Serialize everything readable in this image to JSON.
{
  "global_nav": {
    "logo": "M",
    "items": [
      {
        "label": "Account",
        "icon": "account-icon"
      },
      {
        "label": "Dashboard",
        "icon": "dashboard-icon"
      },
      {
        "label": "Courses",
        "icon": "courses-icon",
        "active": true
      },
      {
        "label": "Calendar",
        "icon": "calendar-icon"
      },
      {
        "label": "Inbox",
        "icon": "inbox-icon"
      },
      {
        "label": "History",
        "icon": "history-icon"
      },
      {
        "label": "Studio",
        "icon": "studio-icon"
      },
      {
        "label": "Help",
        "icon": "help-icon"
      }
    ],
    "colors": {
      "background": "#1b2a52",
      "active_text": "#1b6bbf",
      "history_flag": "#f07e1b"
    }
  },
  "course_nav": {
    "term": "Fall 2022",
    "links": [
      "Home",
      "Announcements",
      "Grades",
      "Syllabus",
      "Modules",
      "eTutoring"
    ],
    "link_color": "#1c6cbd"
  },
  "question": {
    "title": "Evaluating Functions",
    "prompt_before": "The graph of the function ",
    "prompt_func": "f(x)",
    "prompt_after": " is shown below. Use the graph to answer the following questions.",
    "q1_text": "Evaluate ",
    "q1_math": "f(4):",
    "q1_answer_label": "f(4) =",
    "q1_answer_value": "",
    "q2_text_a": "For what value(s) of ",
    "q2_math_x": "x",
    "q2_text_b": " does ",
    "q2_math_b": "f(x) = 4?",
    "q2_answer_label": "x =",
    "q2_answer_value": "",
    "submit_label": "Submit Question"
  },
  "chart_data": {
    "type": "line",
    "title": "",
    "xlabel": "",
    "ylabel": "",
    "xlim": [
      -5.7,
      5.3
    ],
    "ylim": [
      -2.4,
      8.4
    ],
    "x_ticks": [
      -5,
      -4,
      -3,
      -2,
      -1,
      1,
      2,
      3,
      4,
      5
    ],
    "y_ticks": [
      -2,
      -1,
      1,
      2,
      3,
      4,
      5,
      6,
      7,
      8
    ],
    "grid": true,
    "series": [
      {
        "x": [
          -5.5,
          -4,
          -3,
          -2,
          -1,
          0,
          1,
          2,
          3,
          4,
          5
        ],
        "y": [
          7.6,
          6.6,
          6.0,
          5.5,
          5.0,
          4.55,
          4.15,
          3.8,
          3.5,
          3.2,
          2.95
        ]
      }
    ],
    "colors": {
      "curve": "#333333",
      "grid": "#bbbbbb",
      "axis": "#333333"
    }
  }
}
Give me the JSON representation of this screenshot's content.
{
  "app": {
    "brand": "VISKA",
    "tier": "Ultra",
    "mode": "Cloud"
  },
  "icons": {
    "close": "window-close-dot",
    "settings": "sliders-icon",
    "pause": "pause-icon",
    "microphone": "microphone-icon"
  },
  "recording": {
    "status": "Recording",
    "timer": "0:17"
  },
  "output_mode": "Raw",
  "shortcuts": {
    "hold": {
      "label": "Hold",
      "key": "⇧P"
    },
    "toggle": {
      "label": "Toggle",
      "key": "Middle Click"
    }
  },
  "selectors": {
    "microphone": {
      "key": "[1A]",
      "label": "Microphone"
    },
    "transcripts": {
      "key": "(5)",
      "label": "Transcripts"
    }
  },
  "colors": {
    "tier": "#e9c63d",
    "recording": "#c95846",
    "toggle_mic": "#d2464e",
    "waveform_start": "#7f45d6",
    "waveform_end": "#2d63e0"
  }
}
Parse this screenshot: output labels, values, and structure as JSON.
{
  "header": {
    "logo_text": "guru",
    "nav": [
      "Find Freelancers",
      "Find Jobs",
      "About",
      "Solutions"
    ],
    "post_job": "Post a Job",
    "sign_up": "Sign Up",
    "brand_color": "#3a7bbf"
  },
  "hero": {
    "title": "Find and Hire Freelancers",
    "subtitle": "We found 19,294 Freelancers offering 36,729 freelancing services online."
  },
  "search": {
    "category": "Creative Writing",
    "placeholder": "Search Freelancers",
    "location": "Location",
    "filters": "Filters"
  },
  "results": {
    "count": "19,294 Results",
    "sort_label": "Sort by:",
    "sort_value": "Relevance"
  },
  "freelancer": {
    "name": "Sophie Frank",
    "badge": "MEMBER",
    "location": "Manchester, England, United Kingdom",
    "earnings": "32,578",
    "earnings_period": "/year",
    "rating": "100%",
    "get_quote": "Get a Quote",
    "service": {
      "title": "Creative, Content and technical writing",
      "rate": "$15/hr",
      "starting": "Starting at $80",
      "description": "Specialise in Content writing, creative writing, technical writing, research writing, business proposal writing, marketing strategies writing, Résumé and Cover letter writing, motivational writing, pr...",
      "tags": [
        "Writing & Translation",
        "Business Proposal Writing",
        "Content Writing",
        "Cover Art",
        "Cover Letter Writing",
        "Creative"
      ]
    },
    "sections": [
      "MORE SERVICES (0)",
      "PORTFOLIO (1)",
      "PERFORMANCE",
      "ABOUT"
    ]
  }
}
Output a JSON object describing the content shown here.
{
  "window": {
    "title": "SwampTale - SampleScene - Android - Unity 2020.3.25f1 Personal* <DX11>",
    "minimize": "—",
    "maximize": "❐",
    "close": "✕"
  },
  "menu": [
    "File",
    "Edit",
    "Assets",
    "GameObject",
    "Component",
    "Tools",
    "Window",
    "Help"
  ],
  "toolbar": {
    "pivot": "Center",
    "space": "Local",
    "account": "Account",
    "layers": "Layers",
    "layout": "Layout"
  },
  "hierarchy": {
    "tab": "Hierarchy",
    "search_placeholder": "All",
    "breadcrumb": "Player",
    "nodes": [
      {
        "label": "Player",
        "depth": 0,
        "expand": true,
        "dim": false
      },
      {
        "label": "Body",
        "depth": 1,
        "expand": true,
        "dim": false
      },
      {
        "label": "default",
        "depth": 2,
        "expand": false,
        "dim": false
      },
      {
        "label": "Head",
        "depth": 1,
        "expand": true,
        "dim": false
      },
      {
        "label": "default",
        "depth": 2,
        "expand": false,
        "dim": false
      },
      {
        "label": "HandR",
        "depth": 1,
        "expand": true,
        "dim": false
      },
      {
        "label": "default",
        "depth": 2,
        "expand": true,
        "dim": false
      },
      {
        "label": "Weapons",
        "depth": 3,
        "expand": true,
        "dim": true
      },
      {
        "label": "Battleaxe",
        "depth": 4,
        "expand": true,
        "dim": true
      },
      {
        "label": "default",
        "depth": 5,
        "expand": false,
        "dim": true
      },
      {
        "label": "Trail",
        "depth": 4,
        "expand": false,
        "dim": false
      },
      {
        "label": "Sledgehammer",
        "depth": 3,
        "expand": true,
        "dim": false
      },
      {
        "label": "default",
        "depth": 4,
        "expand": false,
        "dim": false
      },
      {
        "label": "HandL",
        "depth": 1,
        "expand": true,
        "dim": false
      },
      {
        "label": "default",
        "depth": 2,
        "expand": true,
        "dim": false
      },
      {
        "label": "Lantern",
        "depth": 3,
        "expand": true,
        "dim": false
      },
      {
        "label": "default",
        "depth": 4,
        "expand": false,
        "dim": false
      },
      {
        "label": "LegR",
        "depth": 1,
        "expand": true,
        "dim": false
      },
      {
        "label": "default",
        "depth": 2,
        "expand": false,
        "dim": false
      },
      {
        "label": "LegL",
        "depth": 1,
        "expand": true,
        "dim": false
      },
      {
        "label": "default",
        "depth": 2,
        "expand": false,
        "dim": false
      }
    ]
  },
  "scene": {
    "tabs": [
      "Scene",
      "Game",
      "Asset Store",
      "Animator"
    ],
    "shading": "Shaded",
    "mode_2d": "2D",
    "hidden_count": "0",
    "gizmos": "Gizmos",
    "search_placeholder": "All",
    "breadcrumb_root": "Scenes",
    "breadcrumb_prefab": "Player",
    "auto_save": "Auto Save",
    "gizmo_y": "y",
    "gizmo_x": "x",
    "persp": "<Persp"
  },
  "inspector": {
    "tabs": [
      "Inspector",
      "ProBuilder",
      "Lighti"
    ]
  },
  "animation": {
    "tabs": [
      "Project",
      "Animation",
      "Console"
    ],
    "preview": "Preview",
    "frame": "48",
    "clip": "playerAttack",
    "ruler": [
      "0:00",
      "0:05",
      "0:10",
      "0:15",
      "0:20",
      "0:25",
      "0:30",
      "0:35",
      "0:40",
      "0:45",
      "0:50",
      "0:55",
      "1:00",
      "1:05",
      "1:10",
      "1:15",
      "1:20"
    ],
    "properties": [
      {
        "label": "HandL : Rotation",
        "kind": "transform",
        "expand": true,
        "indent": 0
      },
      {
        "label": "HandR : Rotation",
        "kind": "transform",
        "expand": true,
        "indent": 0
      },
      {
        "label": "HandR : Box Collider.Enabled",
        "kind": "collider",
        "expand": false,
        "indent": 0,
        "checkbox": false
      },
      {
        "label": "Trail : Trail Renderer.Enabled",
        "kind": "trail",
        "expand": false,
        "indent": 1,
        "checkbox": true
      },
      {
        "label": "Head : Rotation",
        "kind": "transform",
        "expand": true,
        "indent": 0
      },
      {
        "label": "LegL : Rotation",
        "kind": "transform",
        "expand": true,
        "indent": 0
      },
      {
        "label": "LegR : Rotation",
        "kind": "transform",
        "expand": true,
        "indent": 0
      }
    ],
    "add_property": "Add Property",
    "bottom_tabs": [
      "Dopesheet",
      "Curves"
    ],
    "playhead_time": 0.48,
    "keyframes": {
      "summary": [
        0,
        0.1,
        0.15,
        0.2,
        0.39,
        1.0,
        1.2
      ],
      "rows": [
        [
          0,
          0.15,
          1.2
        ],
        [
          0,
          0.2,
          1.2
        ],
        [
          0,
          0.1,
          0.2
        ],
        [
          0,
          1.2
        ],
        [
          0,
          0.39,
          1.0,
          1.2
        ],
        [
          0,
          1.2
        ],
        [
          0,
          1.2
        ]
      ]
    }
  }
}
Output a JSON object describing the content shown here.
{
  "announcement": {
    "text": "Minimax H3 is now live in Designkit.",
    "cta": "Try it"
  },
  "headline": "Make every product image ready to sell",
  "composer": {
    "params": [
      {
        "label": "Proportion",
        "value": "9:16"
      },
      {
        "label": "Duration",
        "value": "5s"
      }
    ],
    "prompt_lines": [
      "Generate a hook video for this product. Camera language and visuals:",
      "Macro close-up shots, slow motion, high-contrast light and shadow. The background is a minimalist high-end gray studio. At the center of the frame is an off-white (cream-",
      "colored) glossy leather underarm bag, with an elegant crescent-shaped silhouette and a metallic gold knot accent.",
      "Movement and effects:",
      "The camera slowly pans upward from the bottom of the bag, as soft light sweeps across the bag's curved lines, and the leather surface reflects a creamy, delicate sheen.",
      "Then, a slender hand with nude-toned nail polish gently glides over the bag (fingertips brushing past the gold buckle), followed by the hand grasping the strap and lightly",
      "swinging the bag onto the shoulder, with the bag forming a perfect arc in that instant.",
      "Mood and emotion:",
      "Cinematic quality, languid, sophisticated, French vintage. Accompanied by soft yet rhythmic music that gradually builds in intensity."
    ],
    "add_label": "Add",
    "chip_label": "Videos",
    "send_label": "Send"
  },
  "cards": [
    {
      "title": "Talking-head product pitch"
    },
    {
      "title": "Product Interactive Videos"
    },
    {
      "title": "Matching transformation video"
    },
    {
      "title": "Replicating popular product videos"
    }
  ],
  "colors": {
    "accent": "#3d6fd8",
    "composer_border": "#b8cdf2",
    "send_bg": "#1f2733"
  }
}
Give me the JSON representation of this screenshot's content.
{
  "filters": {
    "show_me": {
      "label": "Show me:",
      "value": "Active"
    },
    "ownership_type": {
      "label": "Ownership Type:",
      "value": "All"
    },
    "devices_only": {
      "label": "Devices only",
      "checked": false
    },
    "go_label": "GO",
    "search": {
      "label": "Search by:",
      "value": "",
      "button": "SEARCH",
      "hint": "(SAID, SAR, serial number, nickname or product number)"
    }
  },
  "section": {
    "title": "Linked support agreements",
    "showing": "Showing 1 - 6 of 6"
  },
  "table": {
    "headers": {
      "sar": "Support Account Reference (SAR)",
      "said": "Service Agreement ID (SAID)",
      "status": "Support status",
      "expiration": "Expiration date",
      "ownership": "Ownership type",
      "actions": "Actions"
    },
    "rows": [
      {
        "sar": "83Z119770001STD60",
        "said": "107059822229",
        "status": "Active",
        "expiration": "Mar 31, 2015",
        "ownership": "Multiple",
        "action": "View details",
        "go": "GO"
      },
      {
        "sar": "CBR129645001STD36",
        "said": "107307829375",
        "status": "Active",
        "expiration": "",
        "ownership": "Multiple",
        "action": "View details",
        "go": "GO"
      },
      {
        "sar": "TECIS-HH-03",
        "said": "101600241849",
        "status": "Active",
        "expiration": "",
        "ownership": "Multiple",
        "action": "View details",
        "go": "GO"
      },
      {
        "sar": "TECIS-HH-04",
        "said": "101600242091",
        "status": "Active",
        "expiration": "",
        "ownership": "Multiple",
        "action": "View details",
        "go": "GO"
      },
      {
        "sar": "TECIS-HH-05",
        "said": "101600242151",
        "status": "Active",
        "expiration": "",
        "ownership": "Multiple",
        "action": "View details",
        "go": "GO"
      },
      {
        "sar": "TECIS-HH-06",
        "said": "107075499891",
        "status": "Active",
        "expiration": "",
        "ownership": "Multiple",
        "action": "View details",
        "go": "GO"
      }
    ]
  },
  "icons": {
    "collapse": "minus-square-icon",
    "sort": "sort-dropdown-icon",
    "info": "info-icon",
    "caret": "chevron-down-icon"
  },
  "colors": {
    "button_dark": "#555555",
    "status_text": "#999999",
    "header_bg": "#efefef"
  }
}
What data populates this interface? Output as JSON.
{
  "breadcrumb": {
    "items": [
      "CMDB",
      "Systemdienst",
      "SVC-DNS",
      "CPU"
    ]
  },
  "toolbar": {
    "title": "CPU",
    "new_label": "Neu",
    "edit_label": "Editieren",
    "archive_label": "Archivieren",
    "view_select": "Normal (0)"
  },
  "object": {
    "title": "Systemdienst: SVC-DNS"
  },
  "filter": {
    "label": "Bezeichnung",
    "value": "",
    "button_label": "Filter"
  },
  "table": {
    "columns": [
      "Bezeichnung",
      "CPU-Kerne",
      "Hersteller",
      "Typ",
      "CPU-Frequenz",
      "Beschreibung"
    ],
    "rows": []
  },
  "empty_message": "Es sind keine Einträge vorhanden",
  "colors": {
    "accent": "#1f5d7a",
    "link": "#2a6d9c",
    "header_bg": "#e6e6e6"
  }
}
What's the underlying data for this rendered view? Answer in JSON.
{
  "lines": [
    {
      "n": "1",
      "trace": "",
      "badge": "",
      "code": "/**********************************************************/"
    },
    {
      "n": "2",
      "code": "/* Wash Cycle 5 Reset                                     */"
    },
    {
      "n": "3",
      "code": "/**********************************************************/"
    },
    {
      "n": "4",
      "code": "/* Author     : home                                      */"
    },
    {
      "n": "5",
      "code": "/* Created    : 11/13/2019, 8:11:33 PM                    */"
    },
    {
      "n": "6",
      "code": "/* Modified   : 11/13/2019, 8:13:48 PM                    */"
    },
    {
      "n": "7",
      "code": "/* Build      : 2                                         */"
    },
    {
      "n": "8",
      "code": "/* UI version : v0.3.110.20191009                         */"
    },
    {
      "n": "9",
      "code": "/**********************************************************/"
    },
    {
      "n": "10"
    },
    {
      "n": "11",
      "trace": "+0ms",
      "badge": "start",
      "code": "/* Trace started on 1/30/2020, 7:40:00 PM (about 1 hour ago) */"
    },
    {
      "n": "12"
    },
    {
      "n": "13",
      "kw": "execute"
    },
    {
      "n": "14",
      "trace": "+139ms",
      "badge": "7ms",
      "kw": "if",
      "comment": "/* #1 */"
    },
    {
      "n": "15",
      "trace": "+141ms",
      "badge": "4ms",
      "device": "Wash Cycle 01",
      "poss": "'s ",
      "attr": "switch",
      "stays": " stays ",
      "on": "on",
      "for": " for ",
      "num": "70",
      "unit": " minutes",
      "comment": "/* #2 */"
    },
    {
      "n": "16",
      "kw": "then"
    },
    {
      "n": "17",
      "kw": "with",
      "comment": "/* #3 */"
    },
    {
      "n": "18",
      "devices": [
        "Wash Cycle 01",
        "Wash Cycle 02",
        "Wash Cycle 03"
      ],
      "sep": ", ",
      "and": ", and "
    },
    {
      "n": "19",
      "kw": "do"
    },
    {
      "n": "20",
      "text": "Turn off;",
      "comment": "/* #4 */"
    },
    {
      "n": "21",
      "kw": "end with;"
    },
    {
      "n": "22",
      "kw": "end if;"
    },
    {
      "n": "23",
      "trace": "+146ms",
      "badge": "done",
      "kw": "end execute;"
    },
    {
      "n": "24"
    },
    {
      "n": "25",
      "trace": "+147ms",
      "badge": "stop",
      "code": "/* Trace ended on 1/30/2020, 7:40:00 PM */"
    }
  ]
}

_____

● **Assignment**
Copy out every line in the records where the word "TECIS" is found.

● **Solved exercise**
        "sar": "TECIS-HH-03",
        "sar": "TECIS-HH-04",
        "sar": "TECIS-HH-05",
        "sar": "TECIS-HH-06",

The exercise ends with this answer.